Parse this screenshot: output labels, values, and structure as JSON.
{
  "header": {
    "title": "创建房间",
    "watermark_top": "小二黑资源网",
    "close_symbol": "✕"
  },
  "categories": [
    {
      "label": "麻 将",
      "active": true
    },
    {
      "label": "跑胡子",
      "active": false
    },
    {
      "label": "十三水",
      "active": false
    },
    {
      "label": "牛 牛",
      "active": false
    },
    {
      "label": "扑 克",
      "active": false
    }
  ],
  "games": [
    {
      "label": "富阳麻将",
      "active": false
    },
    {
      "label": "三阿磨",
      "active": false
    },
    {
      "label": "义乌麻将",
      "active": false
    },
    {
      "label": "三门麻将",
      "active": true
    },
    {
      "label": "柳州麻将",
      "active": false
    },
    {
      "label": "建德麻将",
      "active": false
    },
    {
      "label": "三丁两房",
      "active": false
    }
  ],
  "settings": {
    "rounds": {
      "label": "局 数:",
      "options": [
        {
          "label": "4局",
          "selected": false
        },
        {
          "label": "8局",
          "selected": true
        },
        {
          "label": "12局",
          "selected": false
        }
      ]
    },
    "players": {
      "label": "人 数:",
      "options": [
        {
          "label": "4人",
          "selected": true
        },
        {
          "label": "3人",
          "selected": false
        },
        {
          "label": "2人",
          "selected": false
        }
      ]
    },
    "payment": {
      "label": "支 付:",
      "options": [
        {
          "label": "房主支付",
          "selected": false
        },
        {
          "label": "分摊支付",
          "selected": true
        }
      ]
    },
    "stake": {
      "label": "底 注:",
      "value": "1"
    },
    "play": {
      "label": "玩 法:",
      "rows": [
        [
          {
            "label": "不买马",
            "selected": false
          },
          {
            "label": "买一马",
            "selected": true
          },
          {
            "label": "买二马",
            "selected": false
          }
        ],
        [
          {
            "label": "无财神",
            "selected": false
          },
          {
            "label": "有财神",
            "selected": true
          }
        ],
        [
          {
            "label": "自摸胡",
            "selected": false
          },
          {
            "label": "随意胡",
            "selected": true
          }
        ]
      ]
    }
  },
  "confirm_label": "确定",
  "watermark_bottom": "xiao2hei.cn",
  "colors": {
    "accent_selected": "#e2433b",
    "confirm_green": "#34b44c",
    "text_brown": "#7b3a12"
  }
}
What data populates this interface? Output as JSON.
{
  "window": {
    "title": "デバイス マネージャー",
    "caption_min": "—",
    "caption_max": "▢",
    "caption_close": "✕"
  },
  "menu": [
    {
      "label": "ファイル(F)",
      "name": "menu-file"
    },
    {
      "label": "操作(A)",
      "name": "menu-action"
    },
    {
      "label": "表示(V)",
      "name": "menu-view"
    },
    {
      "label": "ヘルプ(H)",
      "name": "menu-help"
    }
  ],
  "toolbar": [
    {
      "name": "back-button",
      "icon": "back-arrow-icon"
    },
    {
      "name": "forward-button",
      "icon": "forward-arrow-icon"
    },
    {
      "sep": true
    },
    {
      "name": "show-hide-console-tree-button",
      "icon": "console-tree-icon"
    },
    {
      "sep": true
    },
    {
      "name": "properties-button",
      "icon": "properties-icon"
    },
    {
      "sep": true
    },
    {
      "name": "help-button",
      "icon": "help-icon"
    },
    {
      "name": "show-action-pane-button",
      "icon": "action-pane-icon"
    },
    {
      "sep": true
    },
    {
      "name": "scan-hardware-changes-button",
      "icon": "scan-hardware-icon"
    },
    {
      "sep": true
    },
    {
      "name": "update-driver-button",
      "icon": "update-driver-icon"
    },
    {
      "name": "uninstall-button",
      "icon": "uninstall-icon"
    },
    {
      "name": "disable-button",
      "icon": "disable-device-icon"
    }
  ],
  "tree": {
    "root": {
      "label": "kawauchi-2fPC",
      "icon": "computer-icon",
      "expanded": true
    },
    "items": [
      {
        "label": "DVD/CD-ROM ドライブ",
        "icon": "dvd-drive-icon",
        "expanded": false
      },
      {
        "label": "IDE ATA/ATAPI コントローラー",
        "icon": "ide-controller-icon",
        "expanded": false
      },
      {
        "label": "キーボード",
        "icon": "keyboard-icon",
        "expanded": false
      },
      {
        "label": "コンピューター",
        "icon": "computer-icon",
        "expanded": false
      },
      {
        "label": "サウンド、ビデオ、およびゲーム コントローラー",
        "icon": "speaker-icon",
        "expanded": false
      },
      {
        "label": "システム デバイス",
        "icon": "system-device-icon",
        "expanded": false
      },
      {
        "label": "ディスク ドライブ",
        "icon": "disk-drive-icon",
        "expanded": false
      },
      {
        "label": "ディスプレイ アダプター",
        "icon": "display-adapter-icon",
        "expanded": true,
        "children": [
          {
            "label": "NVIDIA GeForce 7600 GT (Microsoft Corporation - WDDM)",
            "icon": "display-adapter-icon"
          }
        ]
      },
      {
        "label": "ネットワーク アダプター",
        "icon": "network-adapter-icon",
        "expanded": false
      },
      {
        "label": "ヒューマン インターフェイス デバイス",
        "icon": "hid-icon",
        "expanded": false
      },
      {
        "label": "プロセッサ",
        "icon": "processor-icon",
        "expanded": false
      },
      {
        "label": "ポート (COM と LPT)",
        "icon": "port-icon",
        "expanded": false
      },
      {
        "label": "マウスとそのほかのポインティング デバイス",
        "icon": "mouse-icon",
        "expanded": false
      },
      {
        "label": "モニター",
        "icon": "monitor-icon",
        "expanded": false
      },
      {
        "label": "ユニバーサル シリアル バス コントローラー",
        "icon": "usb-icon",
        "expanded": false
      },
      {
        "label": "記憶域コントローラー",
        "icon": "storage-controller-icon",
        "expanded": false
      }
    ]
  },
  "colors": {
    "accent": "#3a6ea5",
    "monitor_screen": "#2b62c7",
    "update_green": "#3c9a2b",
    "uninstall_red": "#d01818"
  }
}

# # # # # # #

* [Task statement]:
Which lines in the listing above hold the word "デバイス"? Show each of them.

* [Solution for this exercise]:
    "title": "デバイス マネージャー",
        "label": "システム デバイス",
        "label": "ヒューマン インターフェイス デバイス",
        "label": "マウスとそのほかのポインティング デバイス",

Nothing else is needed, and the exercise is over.